[Data about app and page elements]
BEGIN
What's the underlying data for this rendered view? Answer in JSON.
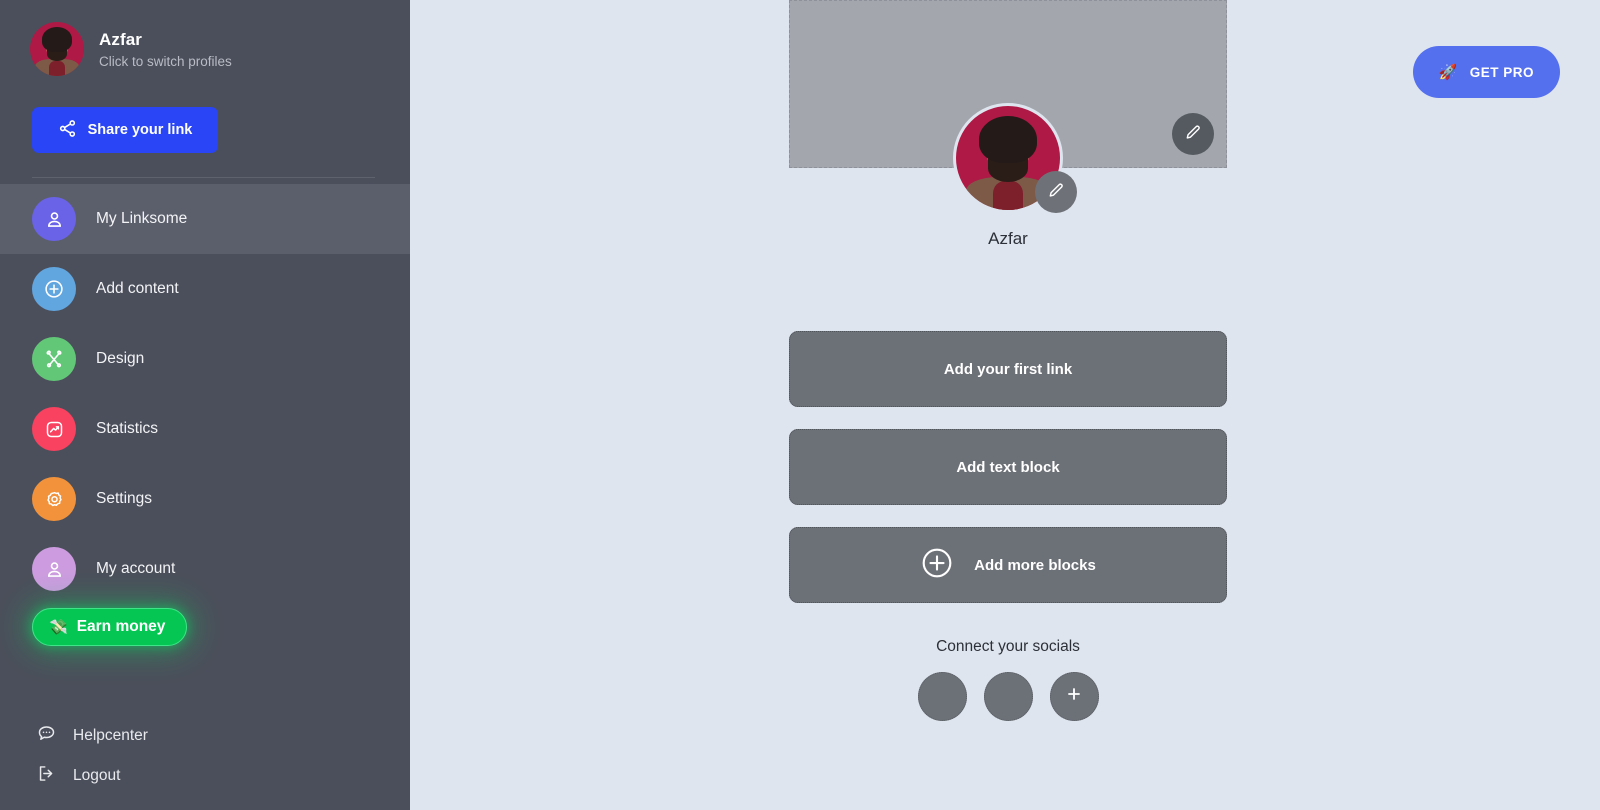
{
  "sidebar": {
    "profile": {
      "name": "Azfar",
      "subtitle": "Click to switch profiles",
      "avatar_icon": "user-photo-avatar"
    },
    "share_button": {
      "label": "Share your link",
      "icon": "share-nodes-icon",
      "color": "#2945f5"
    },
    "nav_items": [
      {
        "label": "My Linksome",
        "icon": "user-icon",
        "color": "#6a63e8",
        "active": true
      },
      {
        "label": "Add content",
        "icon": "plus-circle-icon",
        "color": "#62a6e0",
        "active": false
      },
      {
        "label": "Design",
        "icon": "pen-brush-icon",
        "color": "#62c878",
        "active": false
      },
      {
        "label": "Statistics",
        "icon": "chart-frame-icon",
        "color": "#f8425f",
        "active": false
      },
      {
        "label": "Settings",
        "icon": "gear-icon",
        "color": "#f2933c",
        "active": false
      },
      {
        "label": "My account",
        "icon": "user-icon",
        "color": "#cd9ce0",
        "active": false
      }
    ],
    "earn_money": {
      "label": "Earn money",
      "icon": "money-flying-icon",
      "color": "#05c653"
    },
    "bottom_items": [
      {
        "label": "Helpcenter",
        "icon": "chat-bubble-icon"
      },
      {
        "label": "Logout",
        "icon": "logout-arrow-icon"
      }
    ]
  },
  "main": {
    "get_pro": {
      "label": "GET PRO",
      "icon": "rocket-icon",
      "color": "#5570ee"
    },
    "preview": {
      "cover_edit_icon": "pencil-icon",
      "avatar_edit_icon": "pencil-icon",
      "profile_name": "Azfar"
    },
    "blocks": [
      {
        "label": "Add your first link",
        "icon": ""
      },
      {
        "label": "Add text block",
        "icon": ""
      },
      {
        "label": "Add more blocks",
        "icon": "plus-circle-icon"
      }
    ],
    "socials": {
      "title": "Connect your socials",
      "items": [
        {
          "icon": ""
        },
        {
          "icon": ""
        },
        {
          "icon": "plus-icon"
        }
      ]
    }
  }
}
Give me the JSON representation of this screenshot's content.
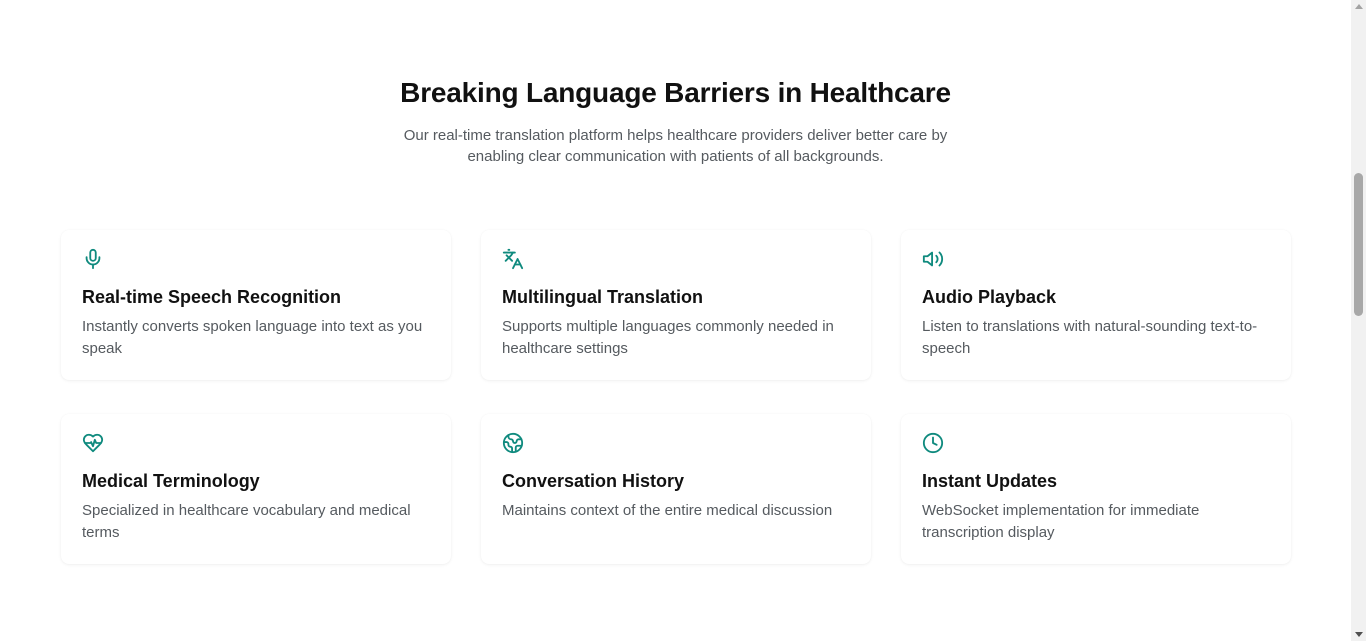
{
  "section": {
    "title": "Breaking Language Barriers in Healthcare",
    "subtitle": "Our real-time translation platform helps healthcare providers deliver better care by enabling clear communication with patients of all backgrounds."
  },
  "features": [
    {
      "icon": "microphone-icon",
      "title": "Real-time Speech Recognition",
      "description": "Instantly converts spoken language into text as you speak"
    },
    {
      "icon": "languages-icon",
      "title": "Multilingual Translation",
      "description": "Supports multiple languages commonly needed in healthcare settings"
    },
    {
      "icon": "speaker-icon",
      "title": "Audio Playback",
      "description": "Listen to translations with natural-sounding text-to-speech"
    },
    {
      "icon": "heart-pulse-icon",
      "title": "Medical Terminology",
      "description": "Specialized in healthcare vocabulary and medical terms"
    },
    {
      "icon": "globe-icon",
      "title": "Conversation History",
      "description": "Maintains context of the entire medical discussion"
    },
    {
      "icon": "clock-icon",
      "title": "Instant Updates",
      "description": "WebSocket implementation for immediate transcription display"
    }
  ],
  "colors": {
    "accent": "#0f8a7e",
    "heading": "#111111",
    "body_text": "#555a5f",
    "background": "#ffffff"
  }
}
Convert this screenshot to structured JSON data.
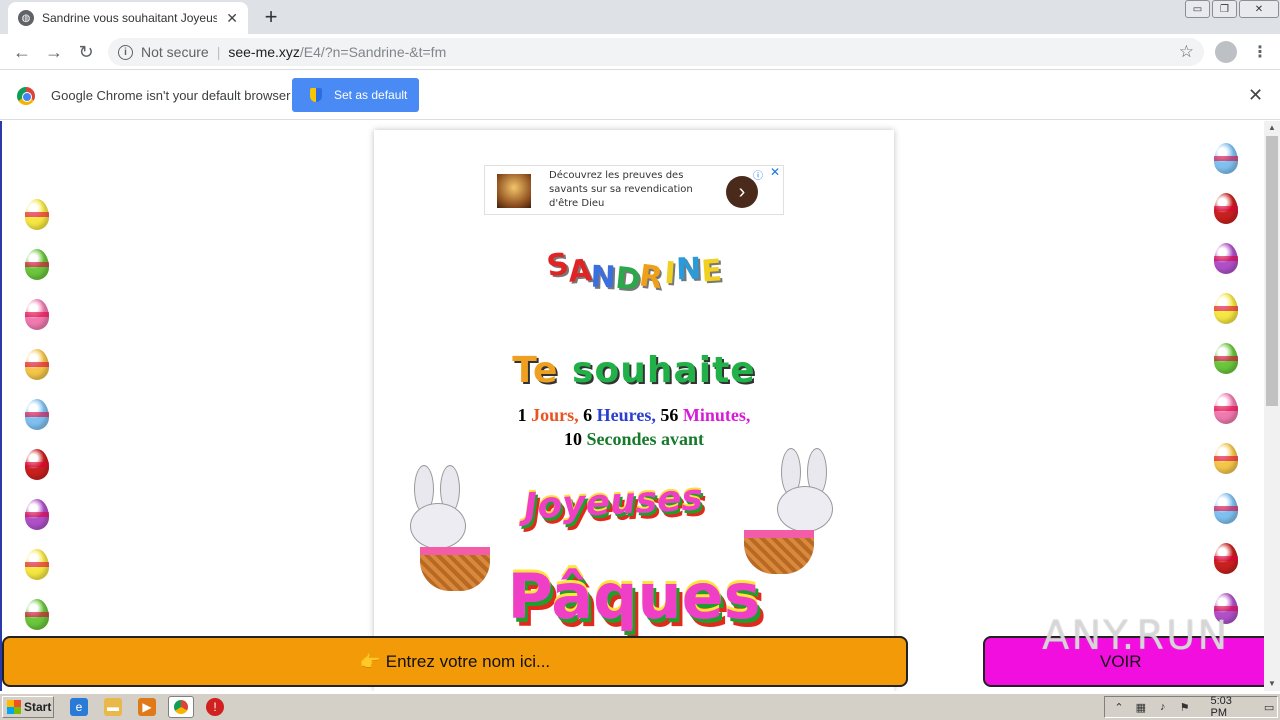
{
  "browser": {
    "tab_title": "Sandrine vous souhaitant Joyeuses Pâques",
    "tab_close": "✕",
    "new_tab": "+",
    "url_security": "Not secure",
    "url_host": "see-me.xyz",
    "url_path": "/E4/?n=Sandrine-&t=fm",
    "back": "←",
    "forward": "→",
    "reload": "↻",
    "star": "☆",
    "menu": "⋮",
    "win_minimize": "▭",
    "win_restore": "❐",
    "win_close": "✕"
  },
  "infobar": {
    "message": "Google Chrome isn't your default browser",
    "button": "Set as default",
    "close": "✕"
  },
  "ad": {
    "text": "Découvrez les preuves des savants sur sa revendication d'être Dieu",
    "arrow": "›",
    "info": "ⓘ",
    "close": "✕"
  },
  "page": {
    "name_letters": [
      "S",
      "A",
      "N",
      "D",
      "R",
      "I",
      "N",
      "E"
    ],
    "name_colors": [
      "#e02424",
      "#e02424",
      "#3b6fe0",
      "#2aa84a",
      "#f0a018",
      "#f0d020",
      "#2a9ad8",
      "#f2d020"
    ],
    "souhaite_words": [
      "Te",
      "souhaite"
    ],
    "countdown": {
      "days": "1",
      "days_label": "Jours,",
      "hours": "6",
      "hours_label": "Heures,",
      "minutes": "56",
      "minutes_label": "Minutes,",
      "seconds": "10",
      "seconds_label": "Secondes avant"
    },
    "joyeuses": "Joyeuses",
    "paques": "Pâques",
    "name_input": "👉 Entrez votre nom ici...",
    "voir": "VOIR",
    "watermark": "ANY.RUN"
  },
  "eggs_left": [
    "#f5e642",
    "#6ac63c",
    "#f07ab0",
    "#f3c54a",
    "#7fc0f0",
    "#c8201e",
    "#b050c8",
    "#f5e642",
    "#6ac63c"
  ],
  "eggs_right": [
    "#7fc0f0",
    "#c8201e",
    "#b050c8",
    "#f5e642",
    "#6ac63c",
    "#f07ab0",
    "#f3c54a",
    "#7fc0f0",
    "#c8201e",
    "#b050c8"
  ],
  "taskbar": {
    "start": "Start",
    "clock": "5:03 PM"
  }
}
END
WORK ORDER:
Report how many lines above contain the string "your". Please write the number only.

OUTPUT FOR THIS EXERCISE:
4